Since 2017, Gwenn Herman, LCSW, DCSW, Clinical Director of Pain Connection, has served as a public member/patient advocate on the Interagency Pain Research Coordinating Committee (IPRCC), the highest-ranking permanent pain policy committee in the United States, which was mandated by Congress under the Affordable Care Act. The goal of the IPRCC is to “enhance pain research efforts and promote collaboration across the government, with the ultimate goals of advancing fundamental understanding of pain and improving pain-related treatment strategies.” The committee, which meets twice a year, convened virtually on Nov. 23 to discuss a number of topics related to pain research and clinical care.

Herman co-led an afternoon session, “Patient Engagement in Clinical Pain Research Studies” with David Williams, PhD, discussing the importance of integrating patient involvement in every aspect of the grant process.

“Patients need to be involved from the beginning, including viewing the grant applications and evaluating whether they are relevant and will benefit patients,” says Herman. “We discussed that patients need to be from diverse populations that have a wide range of conditions that create pain. Patients also should not be blamed for low retention rates when possibly the program did not meet their needs, or the health care professionals were not culturally sensitive to the psychosocial aspects of chronic pain. Additionally, committee members discussed the need for patients to be compensated for their time invested in reviewing these applications and grants. The evaluation process, and any summary papers, need to include patients’ views of the programs. These summaries should then be circulated to patient advocacy groups and organizations.”

[su_pullquote align=”right”]

To watch the Nov. 23 session, view the NIH’s videocast site. Herman and Williams’ presentation begins at 2:08.[/su_pullquote]

The Patient-Centered Outcomes Research Institute (PCORI) was mentioned as a good patient-centered model to follow. As a next step, the committee discussed developing a task force/committee to implement these recommendations, funded by the Helping to End Addiction Long-term (HEAL) initiative. Herman volunteered to serve on the task force/committee.

Herman reports that a number of other topics were also discussed, including numerous HEAL Initiative grants studying a range of areas, including acute adolescent pain; treating knee osteopathic pain with non-pharmacological treatments; Veterans Administration efforts on co-occurring conditions being treated with opioids for pain; opioid prescriptions for C-sections; coping skills of cancer survivors; and using ketamine for post-surgery pain and musculoskeletal pain. Some of the trials mentioned were: post-operative pain, TENS and physical therapy for fibromyalgia, mindfulness for low back pain, acupuncture for low back pain for older adults (through Medicare), acupuncture for sickle cell pain, pain consultants in rural populations, and the use of biomarkers.

A CDC representative reported on the newest statistics about pain based on analysis of the 2019 National Health Interview Survey. These statistics showed that 20.4% of adults had chronic pain and 7.4% of adults had chronic pain that frequently limited life or work activities (referred to as high-impact chronic pain), or roughly 51 million and 19 million, respectively. Chronic pain and high-impact chronic pain both increased with age and were highest among adults aged 65 and over.

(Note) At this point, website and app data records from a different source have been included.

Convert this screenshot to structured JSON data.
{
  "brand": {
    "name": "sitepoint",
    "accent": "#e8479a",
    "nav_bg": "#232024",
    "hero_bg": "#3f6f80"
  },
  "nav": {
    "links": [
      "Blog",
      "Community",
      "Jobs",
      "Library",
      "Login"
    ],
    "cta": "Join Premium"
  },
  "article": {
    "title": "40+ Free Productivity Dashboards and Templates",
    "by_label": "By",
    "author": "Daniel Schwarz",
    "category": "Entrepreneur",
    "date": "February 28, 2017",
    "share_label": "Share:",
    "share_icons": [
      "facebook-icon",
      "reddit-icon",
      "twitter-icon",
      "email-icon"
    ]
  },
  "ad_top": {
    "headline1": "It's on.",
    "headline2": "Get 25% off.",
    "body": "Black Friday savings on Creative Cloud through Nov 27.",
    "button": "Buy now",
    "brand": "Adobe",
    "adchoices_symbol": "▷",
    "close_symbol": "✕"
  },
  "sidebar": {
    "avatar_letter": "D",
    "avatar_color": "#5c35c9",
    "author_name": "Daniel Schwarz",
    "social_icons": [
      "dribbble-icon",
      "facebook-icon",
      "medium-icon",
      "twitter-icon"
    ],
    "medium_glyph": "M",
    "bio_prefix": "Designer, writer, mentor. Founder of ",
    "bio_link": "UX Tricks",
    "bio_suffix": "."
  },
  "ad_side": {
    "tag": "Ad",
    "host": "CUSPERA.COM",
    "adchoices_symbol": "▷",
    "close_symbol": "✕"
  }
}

Additional reports and discussions were held on how persistent pain alters the rewarding and motivational properties of opioids, the Interagency Pain Research Portfolio database, diversity in pain research, inclusion and retention of diverse populations in clinical pain research studies, enhancing diversity in the pain research workforce, and promoting a new range of investigators.

To learn more about the IPRCC, visit the IPRCC website. To watch the Nov. 23 session, view the NIH’s videocast site. Herman and Williams’ presentation begins at 2:08.